We have been thus particular in relating the circumstances of this surrender, as they came under the knowledge of one who bore a large share in the transactions, not only because the account was in itself interesting, but because we shall have occasion hereafter to refer to some of its minutest facts, to explain the various reports which grew out of it, to the prejudice of both the Generals. On the morning of the 17th the troops of Burgoyne were marched out of their camp to the plain near the river, where their arms were deposited; and the victorious Americans took possession of their lines.
Events of 1777 continued.-Conduct of the British up the Hudson
They retire to New York.-General Gates's letter to General Vaughan-Anecdote of a SpyMovements of Washington and Sir William Howe-Attack on Fort Mercer, and gallant defence of it by Colonel Greene.—Enemy establish themselves on Province Island-Heroick determination of Colonel Smith, and the garrison of Fort Mifflin-Gallant conduct of Major Thayer Mud Island evacuated Lord Cornwallis is sent against Red Bank-Fort Mercer abandoned— Americans compelled to destroy their gallies—Sir William Howe moves towards White Marsh-Skirmish there-returns to Philadelphia-Washington goes into winter quarters at Valley forge. Distresses of the American army.

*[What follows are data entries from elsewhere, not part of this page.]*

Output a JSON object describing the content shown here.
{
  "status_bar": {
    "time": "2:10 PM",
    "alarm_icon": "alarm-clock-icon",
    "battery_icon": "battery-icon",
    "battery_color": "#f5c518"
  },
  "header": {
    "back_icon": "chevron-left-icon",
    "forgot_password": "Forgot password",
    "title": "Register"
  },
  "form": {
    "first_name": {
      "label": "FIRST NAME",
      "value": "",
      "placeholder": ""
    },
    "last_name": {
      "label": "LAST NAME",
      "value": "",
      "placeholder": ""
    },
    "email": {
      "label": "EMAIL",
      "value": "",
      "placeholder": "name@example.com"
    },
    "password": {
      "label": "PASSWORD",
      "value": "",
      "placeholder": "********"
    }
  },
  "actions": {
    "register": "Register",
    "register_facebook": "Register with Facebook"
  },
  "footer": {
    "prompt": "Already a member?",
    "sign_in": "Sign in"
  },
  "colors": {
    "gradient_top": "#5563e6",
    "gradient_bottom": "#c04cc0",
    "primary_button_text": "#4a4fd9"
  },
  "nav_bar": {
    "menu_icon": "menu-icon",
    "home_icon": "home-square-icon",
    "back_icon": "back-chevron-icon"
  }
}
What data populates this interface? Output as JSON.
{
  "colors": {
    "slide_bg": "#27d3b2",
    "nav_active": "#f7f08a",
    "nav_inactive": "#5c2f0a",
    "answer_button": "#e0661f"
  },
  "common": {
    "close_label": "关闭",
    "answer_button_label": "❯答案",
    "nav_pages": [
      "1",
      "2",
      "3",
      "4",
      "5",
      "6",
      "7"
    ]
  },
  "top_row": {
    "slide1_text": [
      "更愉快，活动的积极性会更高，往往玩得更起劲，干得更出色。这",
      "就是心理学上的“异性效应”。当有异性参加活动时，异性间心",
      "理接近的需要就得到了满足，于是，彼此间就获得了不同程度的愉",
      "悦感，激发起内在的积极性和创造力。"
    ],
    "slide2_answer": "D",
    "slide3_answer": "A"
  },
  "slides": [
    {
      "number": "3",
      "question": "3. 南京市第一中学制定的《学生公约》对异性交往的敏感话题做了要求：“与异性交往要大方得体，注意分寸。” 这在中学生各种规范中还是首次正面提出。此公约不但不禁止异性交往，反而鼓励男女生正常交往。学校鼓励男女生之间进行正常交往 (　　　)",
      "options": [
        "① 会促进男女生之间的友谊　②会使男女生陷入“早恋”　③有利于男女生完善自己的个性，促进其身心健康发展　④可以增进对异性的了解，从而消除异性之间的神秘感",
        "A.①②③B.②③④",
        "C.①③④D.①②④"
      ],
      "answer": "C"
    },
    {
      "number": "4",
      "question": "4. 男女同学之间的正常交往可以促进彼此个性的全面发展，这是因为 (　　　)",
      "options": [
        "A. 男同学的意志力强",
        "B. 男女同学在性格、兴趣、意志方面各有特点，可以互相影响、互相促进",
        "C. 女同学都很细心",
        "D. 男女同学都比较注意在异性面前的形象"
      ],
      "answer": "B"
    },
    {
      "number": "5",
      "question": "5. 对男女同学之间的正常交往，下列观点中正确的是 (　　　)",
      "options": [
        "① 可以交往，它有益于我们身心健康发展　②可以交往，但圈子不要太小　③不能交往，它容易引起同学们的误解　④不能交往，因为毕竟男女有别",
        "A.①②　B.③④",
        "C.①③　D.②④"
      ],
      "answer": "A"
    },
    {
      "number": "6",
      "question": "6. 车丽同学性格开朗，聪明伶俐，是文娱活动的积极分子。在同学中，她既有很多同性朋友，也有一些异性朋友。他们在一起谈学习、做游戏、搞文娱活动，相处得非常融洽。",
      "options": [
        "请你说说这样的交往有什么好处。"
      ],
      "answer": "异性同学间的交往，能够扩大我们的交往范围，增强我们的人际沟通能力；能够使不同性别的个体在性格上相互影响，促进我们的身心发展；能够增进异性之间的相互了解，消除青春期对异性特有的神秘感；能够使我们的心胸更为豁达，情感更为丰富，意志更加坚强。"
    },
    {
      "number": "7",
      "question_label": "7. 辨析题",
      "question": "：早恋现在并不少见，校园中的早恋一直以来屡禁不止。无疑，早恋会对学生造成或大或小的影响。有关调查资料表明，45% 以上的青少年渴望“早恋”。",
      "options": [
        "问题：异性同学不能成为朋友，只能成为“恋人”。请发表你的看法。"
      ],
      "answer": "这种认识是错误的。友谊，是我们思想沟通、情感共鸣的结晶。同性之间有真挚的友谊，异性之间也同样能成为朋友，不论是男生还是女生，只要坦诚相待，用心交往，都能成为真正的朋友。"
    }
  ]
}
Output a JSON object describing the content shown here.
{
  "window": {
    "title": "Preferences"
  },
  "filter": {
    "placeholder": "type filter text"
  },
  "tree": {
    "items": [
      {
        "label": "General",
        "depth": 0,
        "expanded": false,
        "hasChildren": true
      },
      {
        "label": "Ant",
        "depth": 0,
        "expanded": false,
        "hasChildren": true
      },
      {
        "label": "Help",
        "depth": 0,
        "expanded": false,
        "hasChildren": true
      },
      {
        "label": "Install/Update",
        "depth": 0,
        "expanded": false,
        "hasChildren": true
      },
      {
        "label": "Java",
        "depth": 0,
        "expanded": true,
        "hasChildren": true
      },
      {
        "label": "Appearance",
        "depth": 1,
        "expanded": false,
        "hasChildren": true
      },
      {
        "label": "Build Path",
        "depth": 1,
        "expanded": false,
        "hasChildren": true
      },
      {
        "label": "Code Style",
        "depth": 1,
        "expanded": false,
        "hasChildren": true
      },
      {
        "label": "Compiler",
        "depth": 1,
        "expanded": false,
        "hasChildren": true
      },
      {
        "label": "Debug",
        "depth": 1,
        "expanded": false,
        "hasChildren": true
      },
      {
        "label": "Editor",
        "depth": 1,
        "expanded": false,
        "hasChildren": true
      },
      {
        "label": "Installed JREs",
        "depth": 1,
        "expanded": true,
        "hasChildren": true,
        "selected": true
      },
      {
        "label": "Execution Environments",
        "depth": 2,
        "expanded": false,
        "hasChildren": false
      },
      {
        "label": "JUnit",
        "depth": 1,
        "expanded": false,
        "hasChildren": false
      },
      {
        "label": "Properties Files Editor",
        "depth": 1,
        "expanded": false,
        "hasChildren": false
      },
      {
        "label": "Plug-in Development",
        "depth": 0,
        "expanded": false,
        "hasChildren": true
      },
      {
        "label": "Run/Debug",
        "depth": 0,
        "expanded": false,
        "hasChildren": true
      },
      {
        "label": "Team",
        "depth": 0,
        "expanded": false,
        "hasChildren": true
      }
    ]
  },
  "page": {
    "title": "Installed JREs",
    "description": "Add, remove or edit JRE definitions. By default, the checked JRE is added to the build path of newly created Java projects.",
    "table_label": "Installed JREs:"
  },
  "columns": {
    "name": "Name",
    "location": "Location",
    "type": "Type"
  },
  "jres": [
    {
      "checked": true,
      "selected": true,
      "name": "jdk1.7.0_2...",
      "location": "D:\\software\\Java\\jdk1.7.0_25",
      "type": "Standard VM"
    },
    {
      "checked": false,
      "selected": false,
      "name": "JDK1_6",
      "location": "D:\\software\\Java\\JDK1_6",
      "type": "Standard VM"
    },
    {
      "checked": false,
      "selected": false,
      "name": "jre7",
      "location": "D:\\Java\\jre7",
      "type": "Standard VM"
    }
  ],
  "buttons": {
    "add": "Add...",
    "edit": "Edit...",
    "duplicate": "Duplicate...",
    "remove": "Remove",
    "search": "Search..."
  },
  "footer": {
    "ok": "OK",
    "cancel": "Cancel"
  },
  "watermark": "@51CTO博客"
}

The little band of Americans who garrisoned Forts Montgomery and Clinton, being driven from those posts by the overwhelming force of Sir Henry Clinton, and having demolished Fort Constitution and burnt their two ships, without authority, retired with Governour Clinton to Butter hill. Here this brave and patriotick officer, used every exertion to collect a sufficient force to stop the further progress of the enemy. But the situation of General Gates's army prevented any reinforcement being sent from that quarter; and though the militia from Connecticut came in in large numbers, they deserted almost as soon as they arrived, so that there was nothing to obstruct the progress of Sir Henry to Albany, if he had been inclined to profit by the advantages which he had gained. Instead of pursuing his course up the river, however, he sent General Vaughan and Sir James Wallace, with a squadron of light frigates, and 8,600 men, to